Let us in spirit betake ourselves to the dwelling-place of Jacob, and bend before the cradle of this blessed infant, upon whose serene brow repose the choicest graces of Heaven. Let us bend before him and venerate him, and present to him the devout affections of our hearts. He is already for us our star, our hope, and he will be our guide, our shield, our defence, our tutelary angel. Let us offer to him our congratulations, and, kissing his feet, bless our compassionate God for having been pleased to bestow on the human family, on the Catholic Church, next to Mary, the sweetest, the most holy, the most powerful Patron.
1 St. Matthew i. 1.
2 P. Patrignani, quoted with such high praise by Benedict XIV., says: "Joseph is the crown of the Patriarchs and progenitors of the promised Divine Messias. He inherited all their benedictions, and beheld their fulfilment. He was the original figured by Joseph, the governor and saviour of Egypt. He was the crown of the saints of the Old Testament; in him all their virtues were combined and perfected; and he was the crown of the saints of the New Testament."—Novena di S. Giuseppe, Gior. vi.
3 St. Matthew i. 21.
4 De Div. Off. lib. iii. c. xix
5 Chap. i. 15,16.
6 Saec. i. diss. ii. q. 1
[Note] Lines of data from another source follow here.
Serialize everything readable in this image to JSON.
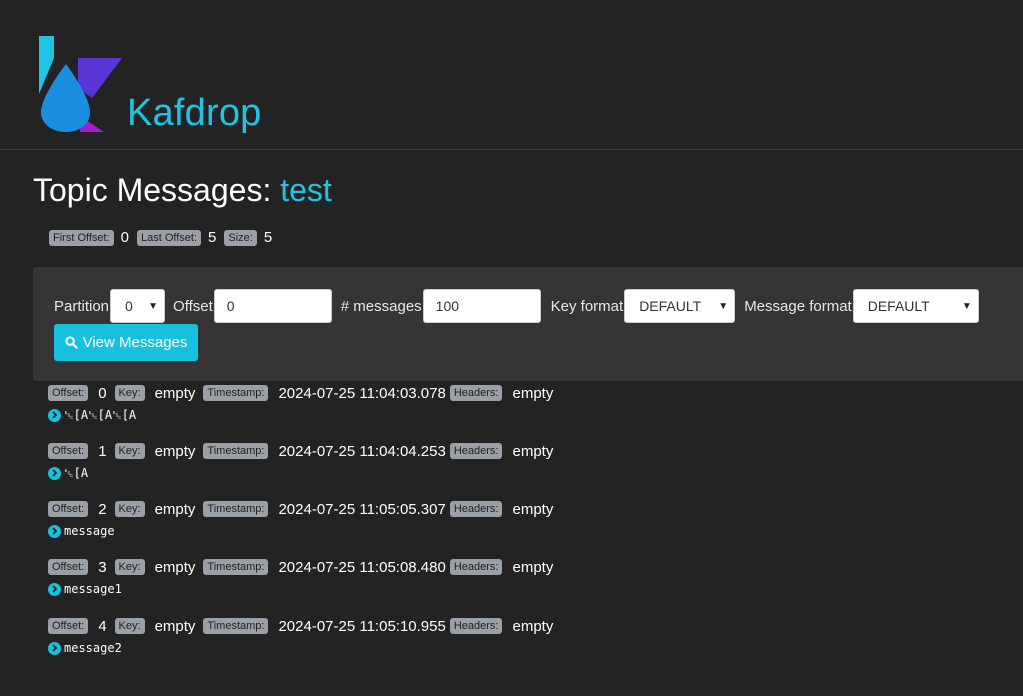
{
  "brand": {
    "name": "Kafdrop"
  },
  "title": {
    "prefix": "Topic Messages:",
    "topic": "test"
  },
  "summary": {
    "first_offset_label": "First Offset:",
    "first_offset": "0",
    "last_offset_label": "Last Offset:",
    "last_offset": "5",
    "size_label": "Size:",
    "size": "5"
  },
  "form": {
    "partition_label": "Partition",
    "partition_value": "0",
    "offset_label": "Offset",
    "offset_value": "0",
    "messages_label": "# messages",
    "messages_value": "100",
    "key_format_label": "Key format",
    "key_format_value": "DEFAULT",
    "message_format_label": "Message format",
    "message_format_value": "DEFAULT",
    "view_button": "View Messages"
  },
  "labels": {
    "offset": "Offset:",
    "key": "Key:",
    "timestamp": "Timestamp:",
    "headers": "Headers:"
  },
  "messages": [
    {
      "offset": "0",
      "key": "empty",
      "timestamp": "2024-07-25 11:04:03.078",
      "headers": "empty",
      "value": "␛[A␛[A␛[A"
    },
    {
      "offset": "1",
      "key": "empty",
      "timestamp": "2024-07-25 11:04:04.253",
      "headers": "empty",
      "value": "␛[A"
    },
    {
      "offset": "2",
      "key": "empty",
      "timestamp": "2024-07-25 11:05:05.307",
      "headers": "empty",
      "value": "message"
    },
    {
      "offset": "3",
      "key": "empty",
      "timestamp": "2024-07-25 11:05:08.480",
      "headers": "empty",
      "value": "message1"
    },
    {
      "offset": "4",
      "key": "empty",
      "timestamp": "2024-07-25 11:05:10.955",
      "headers": "empty",
      "value": "message2"
    }
  ],
  "colors": {
    "accent": "#1ec4e3",
    "background": "#232323",
    "panel": "#353535",
    "badge": "#9aa0a6"
  }
}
7 St. Matthew i. 19.
8 Acts i. 23.
9 Antiph. in I. Vesp. Patron. S. Joseph.
10 Resp. pri. Noel, in Off. Nativ. B. Maria: Virginis.
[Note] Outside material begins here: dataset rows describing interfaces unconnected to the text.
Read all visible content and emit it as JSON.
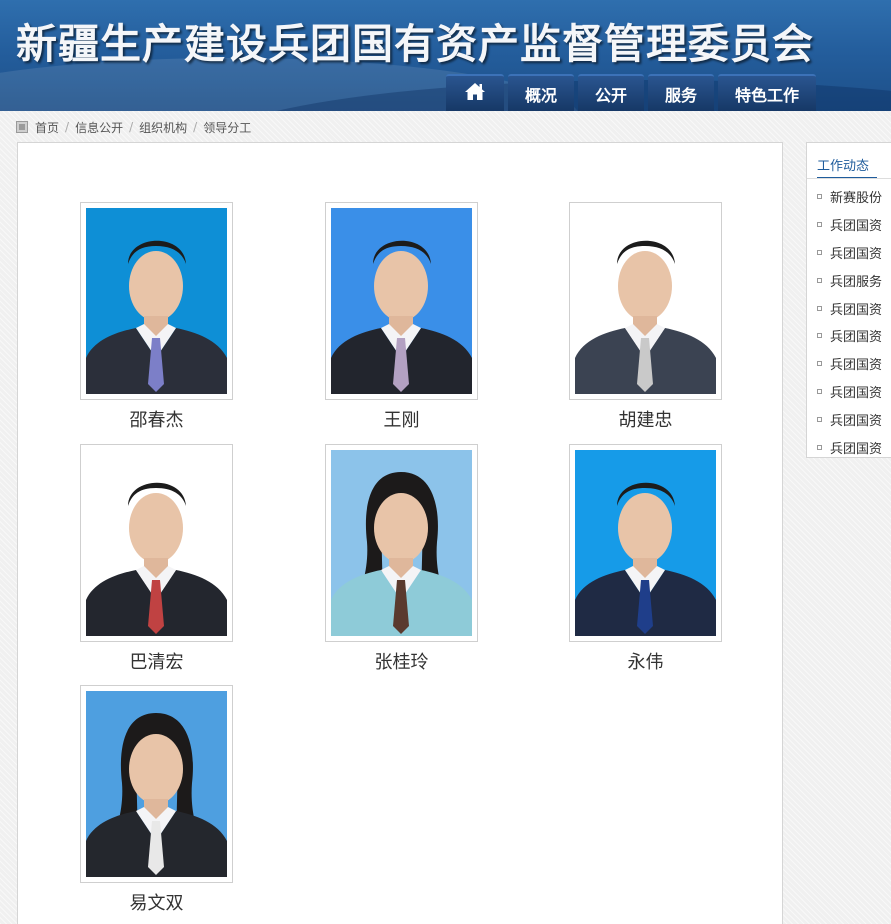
{
  "header": {
    "site_title": "新疆生产建设兵团国有资产监督管理委员会",
    "nav": [
      {
        "icon": "home-icon"
      },
      {
        "label": "概况"
      },
      {
        "label": "公开"
      },
      {
        "label": "服务"
      },
      {
        "label": "特色工作"
      }
    ]
  },
  "breadcrumb": {
    "icon": "breadcrumb-square-icon",
    "items": [
      "首页",
      "信息公开",
      "组织机构",
      "领导分工"
    ],
    "separator": "/"
  },
  "leaders": [
    {
      "name": "邵春杰",
      "bg": "#0e8fd6",
      "suit": "#2b2f3a",
      "tie": "#7c7fc8"
    },
    {
      "name": "王刚",
      "bg": "#3a8fe8",
      "suit": "#22252d",
      "tie": "#b3a1c2"
    },
    {
      "name": "胡建忠",
      "bg": "#ffffff",
      "suit": "#3b4352",
      "tie": "#c9c9c9"
    },
    {
      "name": "巴清宏",
      "bg": "#ffffff",
      "suit": "#23262e",
      "tie": "#c04242"
    },
    {
      "name": "张桂玲",
      "bg": "#8cc3ea",
      "suit": "#8ecbd8",
      "tie": "#5a3a2e"
    },
    {
      "name": "永伟",
      "bg": "#169be8",
      "suit": "#1f2a44",
      "tie": "#1f3e8a"
    },
    {
      "name": "易文双",
      "bg": "#4e9fe0",
      "suit": "#24272d",
      "tie": "#e8e8e8"
    }
  ],
  "sidebar": {
    "tab_label": "工作动态",
    "items": [
      "新赛股份",
      "兵团国资",
      "兵团国资",
      "兵团服务",
      "兵团国资",
      "兵团国资",
      "兵团国资",
      "兵团国资",
      "兵团国资",
      "兵团国资"
    ]
  }
}
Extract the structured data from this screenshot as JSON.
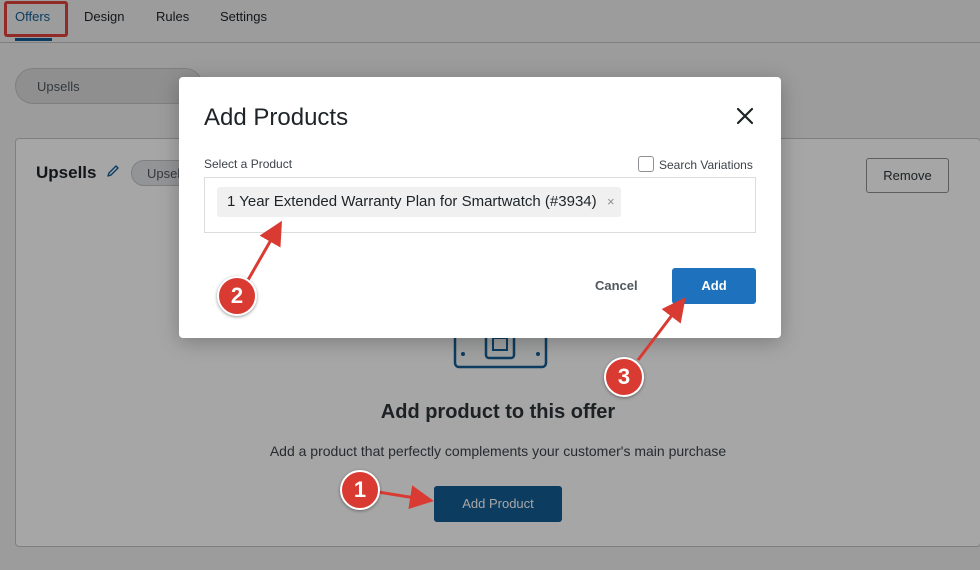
{
  "tabs": [
    {
      "label": "Offers",
      "active": true
    },
    {
      "label": "Design",
      "active": false
    },
    {
      "label": "Rules",
      "active": false
    },
    {
      "label": "Settings",
      "active": false
    }
  ],
  "offer_pill": {
    "label": "Upsells"
  },
  "panel": {
    "title": "Upsells",
    "type_badge": "Upsel",
    "remove_label": "Remove",
    "empty_title": "Add product to this offer",
    "empty_description": "Add a product that perfectly complements your customer's main purchase",
    "add_product_label": "Add Product"
  },
  "modal": {
    "title": "Add Products",
    "select_label": "Select a Product",
    "search_variations_label": "Search Variations",
    "search_variations_checked": false,
    "selected_product": "1 Year Extended Warranty Plan for Smartwatch (#3934)",
    "remove_symbol": "×",
    "cancel_label": "Cancel",
    "add_label": "Add"
  },
  "annotations": [
    {
      "label": "1"
    },
    {
      "label": "2"
    },
    {
      "label": "3"
    }
  ],
  "colors": {
    "accent": "#135e96",
    "modal_add_button": "#1e72bd",
    "annotation_red": "#d93b32",
    "highlight_box": "#e0413a"
  },
  "icons": {
    "close": "close-icon",
    "edit": "pencil-icon",
    "illustration": "product-box-icon"
  }
}
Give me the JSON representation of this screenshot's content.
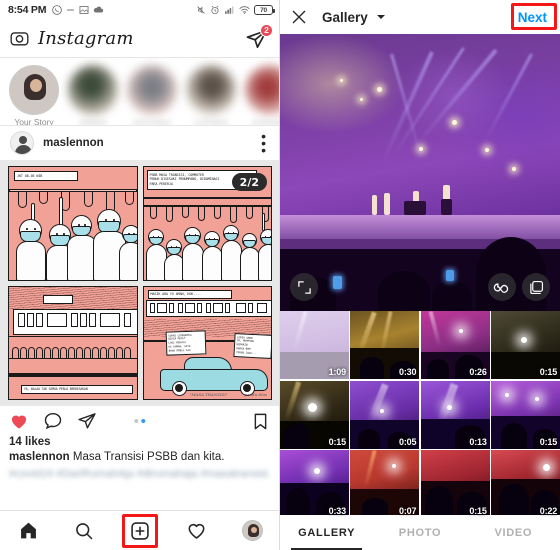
{
  "status_bar": {
    "time": "8:54 PM",
    "left_icons": [
      "whatsapp-icon",
      "dash-icon",
      "photo-icon",
      "cloud-icon"
    ],
    "right_icons": [
      "mute-icon",
      "alarm-icon",
      "signal-icon",
      "wifi-icon"
    ],
    "battery_level": "70"
  },
  "instagram": {
    "wordmark": "Instagram",
    "camera_icon": "camera-icon",
    "direct_icon": "direct-message-icon",
    "direct_badge": "2",
    "stories": [
      {
        "label": "Your Story",
        "blurred": false
      },
      {
        "label": "adhitya",
        "blurred": true
      },
      {
        "label": "pramudya",
        "blurred": true
      },
      {
        "label": "nurhaliza",
        "blurred": true
      },
      {
        "label": "wulandari",
        "blurred": true
      }
    ],
    "post": {
      "username": "maslennon",
      "more_icon": "overflow-menu-icon",
      "page_indicator": "2/2",
      "panels": [
        {
          "caption": "JKT 08.05 WIB"
        },
        {
          "caption": "PSBB MASA TRANSISI, COMMUTER\nPENUH DISESAKI PENUMPANG, DIDOMINASI\nPARA PEKERJA"
        },
        {
          "caption": "YA, WALAU TAK SEMUA PERLU BERDESAKAN"
        },
        {
          "caption": "MASIH ADA YG AMAN, KOK...."
        }
      ],
      "bubbles": [
        "SUAMI LEMBURNYA\nBIKIN MACET\nLAGI MENUJU\nKE RUMAH, SAYA\nBAWA MOBIL AJA",
        "LEBIH AMAN\nYA, MUMPUNG\nKEMARIN\nHARGA BBM\nTURUN JUGA..."
      ],
      "signature_title": "\"MASA TRANSISI\"",
      "signature_author": "pandu tilas",
      "actions": {
        "like_icon": "heart-filled-icon",
        "comment_icon": "comment-bubble-icon",
        "share_icon": "share-paperplane-icon",
        "bookmark_icon": "bookmark-icon"
      },
      "carousel_dots": 2,
      "carousel_active_index": 1,
      "likes": "14 likes",
      "caption_user": "maslennon",
      "caption_text": "Masa Transisi PSBB dan kita.",
      "hashtags": "#covid19 #DariRumahAja #dirumahaja #masatransisi"
    },
    "bottom_nav": [
      {
        "name": "home",
        "icon": "home-icon",
        "highlighted": false
      },
      {
        "name": "search",
        "icon": "search-icon",
        "highlighted": false
      },
      {
        "name": "add-post",
        "icon": "plus-square-icon",
        "highlighted": true
      },
      {
        "name": "activity",
        "icon": "heart-outline-icon",
        "highlighted": false
      },
      {
        "name": "profile",
        "icon": "profile-avatar-icon",
        "highlighted": false
      }
    ]
  },
  "gallery": {
    "close_icon": "close-x-icon",
    "title": "Gallery",
    "dropdown_icon": "chevron-down-icon",
    "next_label": "Next",
    "next_highlighted": true,
    "preview": {
      "expand_icon": "expand-arrows-icon",
      "boomerang_icon": "infinity-boomerang-icon",
      "multiselect_icon": "multi-select-icon"
    },
    "thumbnails": [
      {
        "duration": "1:09",
        "selected": true,
        "scene": "purple-stage"
      },
      {
        "duration": "0:30",
        "selected": false,
        "scene": "amber-stage"
      },
      {
        "duration": "0:26",
        "selected": false,
        "scene": "magenta-stage"
      },
      {
        "duration": "0:15",
        "selected": false,
        "scene": "dark-flare"
      },
      {
        "duration": "0:15",
        "selected": false,
        "scene": "white-flare"
      },
      {
        "duration": "0:05",
        "selected": false,
        "scene": "violet-beam"
      },
      {
        "duration": "0:13",
        "selected": false,
        "scene": "violet-beam"
      },
      {
        "duration": "0:15",
        "selected": false,
        "scene": "purple-crowd"
      },
      {
        "duration": "0:33",
        "selected": false,
        "scene": "violet-hands"
      },
      {
        "duration": "0:07",
        "selected": false,
        "scene": "red-stage"
      },
      {
        "duration": "0:15",
        "selected": false,
        "scene": "red-crowd"
      },
      {
        "duration": "0:22",
        "selected": false,
        "scene": "red-crowd"
      }
    ],
    "tabs": [
      {
        "label": "GALLERY",
        "active": true
      },
      {
        "label": "PHOTO",
        "active": false
      },
      {
        "label": "VIDEO",
        "active": false
      }
    ]
  },
  "colors": {
    "ig_blue": "#0095f6",
    "ig_red_badge": "#ed4956",
    "highlight_red": "#f51818",
    "comic_pink": "#f2a196",
    "comic_cyan": "#9ddbe3"
  }
}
11 St. John vi. 42.
12 Hom. xiii. in Mattheum.
13 St. Luke ii. 39; conf. St. Matthew li. 23.
14 St. John i. 4.5.
15 Micheas v. 2.